**About this task**
Each line containing the string "change" should be copied out of the entries.

**Records provided**

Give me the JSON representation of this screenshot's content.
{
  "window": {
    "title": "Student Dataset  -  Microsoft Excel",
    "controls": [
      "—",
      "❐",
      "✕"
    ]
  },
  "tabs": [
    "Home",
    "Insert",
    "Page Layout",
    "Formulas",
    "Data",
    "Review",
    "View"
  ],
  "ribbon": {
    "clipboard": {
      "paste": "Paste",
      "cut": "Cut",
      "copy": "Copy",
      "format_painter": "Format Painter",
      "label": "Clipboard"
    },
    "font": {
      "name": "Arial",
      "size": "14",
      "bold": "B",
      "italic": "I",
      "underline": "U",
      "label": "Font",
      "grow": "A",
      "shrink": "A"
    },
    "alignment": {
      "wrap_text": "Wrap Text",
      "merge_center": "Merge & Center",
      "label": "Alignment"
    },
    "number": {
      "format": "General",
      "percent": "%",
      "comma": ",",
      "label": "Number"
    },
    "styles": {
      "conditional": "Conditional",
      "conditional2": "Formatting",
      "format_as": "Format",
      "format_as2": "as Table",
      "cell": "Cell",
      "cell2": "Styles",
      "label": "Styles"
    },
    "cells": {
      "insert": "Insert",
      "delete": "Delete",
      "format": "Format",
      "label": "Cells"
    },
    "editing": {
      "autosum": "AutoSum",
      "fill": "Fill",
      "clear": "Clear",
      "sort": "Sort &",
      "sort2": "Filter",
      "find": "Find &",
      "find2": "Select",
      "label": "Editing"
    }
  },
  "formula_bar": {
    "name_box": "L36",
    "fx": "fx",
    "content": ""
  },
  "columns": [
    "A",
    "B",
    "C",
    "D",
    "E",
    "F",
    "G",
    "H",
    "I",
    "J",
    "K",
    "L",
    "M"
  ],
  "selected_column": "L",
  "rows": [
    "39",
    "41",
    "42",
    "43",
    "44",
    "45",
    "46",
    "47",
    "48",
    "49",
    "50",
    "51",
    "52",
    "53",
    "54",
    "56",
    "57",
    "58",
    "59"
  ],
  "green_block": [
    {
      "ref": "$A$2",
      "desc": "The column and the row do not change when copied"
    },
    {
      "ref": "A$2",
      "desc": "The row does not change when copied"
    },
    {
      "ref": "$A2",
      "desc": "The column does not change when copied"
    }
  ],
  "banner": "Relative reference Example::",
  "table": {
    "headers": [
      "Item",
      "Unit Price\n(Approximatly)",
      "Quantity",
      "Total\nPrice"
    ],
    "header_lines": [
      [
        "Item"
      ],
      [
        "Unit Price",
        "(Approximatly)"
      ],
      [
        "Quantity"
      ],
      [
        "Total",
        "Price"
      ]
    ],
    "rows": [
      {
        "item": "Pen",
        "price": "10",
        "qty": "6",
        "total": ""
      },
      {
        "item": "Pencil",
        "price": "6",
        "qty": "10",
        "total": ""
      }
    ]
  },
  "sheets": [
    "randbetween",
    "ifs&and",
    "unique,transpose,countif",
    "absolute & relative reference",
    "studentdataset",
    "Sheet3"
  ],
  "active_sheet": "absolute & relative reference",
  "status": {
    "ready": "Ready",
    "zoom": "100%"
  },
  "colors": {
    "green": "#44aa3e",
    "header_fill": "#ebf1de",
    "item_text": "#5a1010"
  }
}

**Exercise result**
      "desc": "The column and the row do not change when copied"
      "desc": "The row does not change when copied"
      "desc": "The column does not change when copied"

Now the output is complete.